Reporters on assignment for VICE News in southeast Turkey are scheduled to appear in court Monday to face accusations of terrorism, allegations the international media company says are unsubstantiated.
The VICE crew was reporting in the city of Diyarbakir in the country's predominantly Kurdish region when they were arrested for lack of proper government identification, "security sources" told Reuters Friday.
Two journalists from VICE UK, British citizens Jake Hanrahan and Philip Pendlebury, are among the crew. Along with a translator and one other colleague, they were reporting on escalating tensions between police and the youth wing of a pro-Kurdistan Workers' Party.
No formal charges have been filed against the journalists yet, according to a spokesman for VICE News.
Since news of the journalists' arrests spread Friday, several advocacy groups have called for their immediate release. In a statement, the Committee to Protect Journalists condemned Turkish authorities for imprisoning the crew, citing newsworthy reporting of interest to domestic and international audiences.
The CPJ dispatch, which cites the Turkish newspaper Hürriyet, says the journalists were questioned by anti-terrorism police at the Diyarbakır Police General Directorate.
Turkish authorities have in the last decade accused several journalists of associating with Kurdish organizations and imprisoned many of them on charges of spreading anti-state propaganda.

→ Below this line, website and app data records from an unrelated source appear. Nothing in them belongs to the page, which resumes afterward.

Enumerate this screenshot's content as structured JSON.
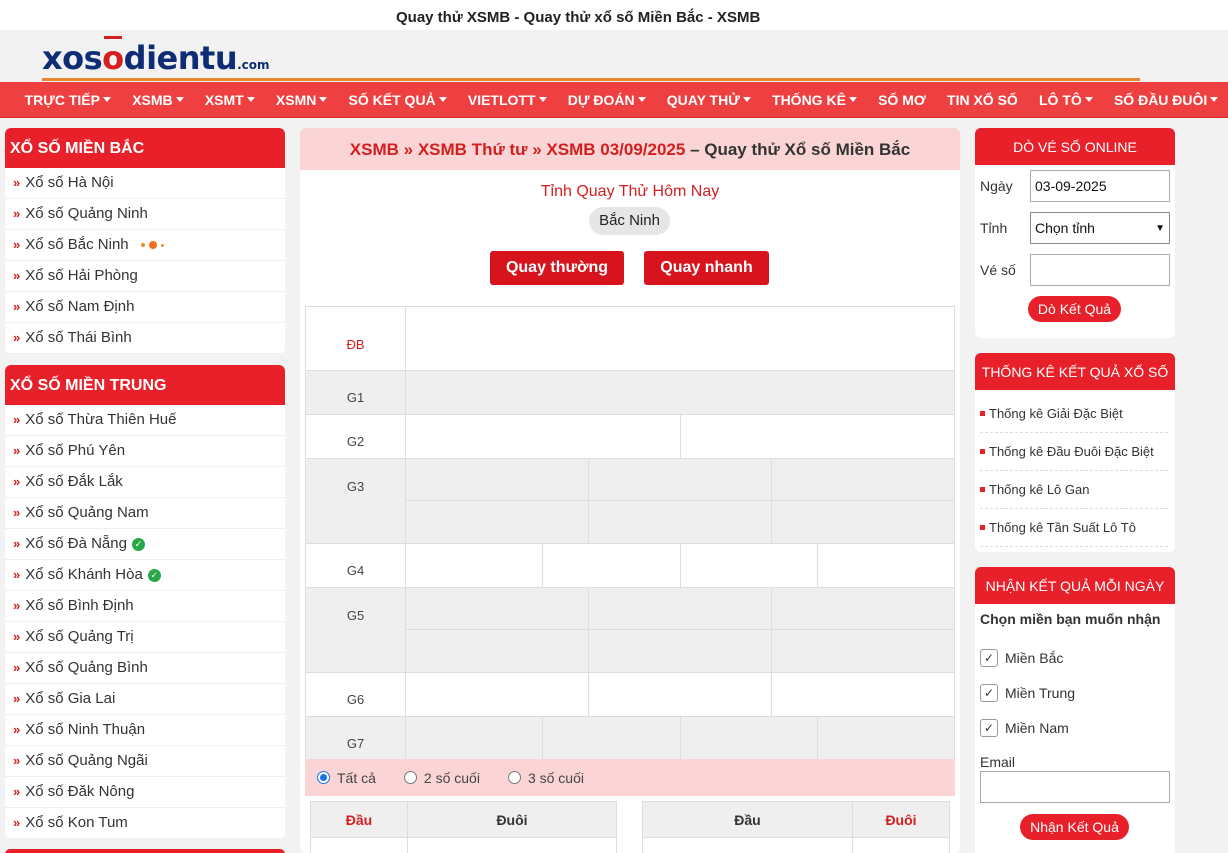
{
  "page_title": "Quay thử XSMB - Quay thử xổ số Miền Bắc - XSMB",
  "logo": {
    "part1": "xos",
    "o": "o",
    "part2": "dientu",
    "dom": ".com"
  },
  "nav": [
    {
      "label": "TRỰC TIẾP",
      "dd": true
    },
    {
      "label": "XSMB",
      "dd": true
    },
    {
      "label": "XSMT",
      "dd": true
    },
    {
      "label": "XSMN",
      "dd": true
    },
    {
      "label": "SỐ KẾT QUẢ",
      "dd": true
    },
    {
      "label": "VIETLOTT",
      "dd": true
    },
    {
      "label": "DỰ ĐOÁN",
      "dd": true
    },
    {
      "label": "QUAY THỬ",
      "dd": true
    },
    {
      "label": "THỐNG KÊ",
      "dd": true
    },
    {
      "label": "SỐ MƠ",
      "dd": false
    },
    {
      "label": "TIN XỔ SỐ",
      "dd": false
    },
    {
      "label": "LÔ TÔ",
      "dd": true
    },
    {
      "label": "SỐ ĐẦU ĐUÔI",
      "dd": true
    }
  ],
  "left": {
    "mb_title": "XỔ SỐ MIỀN BẮC",
    "mb": [
      "Xổ số Hà Nội",
      "Xổ số Quảng Ninh",
      "Xổ số Bắc Ninh",
      "Xổ số Hải Phòng",
      "Xổ số Nam Định",
      "Xổ số Thái Bình"
    ],
    "mt_title": "XỔ SỐ MIỀN TRUNG",
    "mt": [
      "Xổ số Thừa Thiên Huế",
      "Xổ số Phú Yên",
      "Xổ số Đắk Lắk",
      "Xổ số Quảng Nam",
      "Xổ số Đà Nẵng",
      "Xổ số Khánh Hòa",
      "Xổ số Bình Định",
      "Xổ số Quảng Trị",
      "Xổ số Quảng Bình",
      "Xổ số Gia Lai",
      "Xổ số Ninh Thuận",
      "Xổ số Quảng Ngãi",
      "Xổ số Đăk Nông",
      "Xổ số Kon Tum"
    ]
  },
  "center": {
    "bc1": "XSMB",
    "bc2": "XSMB Thứ tư",
    "bc3": "XSMB 03/09/2025",
    "bc_text": "– Quay thử Xổ số Miền Bắc",
    "subtitle": "Tỉnh Quay Thử Hôm Nay",
    "province": "Bắc Ninh",
    "btn_normal": "Quay thường",
    "btn_fast": "Quay nhanh",
    "prizes": {
      "db": "ĐB",
      "g1": "G1",
      "g2": "G2",
      "g3": "G3",
      "g4": "G4",
      "g5": "G5",
      "g6": "G6",
      "g7": "G7"
    },
    "radio_all": "Tất cả",
    "radio_2": "2 số cuối",
    "radio_3": "3 số cuối",
    "col_dau": "Đầu",
    "col_duoi": "Đuôi"
  },
  "right": {
    "do_title": "DÒ VÉ SỐ ONLINE",
    "ngay_label": "Ngày",
    "ngay_value": "03-09-2025",
    "tinh_label": "Tỉnh",
    "tinh_value": "Chọn tỉnh",
    "veso_label": "Vé số",
    "do_btn": "Dò Kết Quả",
    "tk_title": "THỐNG KÊ KẾT QUẢ XỔ SỐ",
    "tk": [
      "Thống kê Giải Đặc Biệt",
      "Thống kê Đầu Đuôi Đặc Biệt",
      "Thống kê Lô Gan",
      "Thống kê Tần Suất Lô Tô"
    ],
    "nk_title": "NHẬN KẾT QUẢ MỖI NGÀY",
    "nk_sub": "Chọn miền bạn muốn nhận",
    "regions": [
      "Miền Bắc",
      "Miền Trung",
      "Miền Nam"
    ],
    "email_label": "Email",
    "nk_btn": "Nhận Kết Quả"
  },
  "colors": {
    "primary_red": "#e8202a",
    "nav_red": "#ef4041",
    "light_pink": "#fbd5d6",
    "logo_blue": "#0e2d75"
  }
}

As of 2014, seven journalists remained jailed in Turkey, according to the Committee to Protect Journalists.
VICE is well-known for publishing reports from correspondents who travel to international hotspots and other elusive locales. In recent years, VICE journalists have reported from inside the Islamic State, Afghanistan and Liberia. Shane Smith, CEO of VICE Media, has himself ventured to North Korea and Liberia.
Word of the charges facing the VICE crew comes as the fate of another Western journalist based in the Middle East hangs in the balance. Jason Rezaian, Tehran bureau chief for The Washington Post, awaits a verdict from Iran's Revolutionary Court on charges of espionage. Those accusations have been roundly dismissed by American journalists and journalism advocates; Post Executive Editor Martin Baron called the circumstances of Rezaian's trial "Kafkaesque."
This post has been updated to include information from VICE News.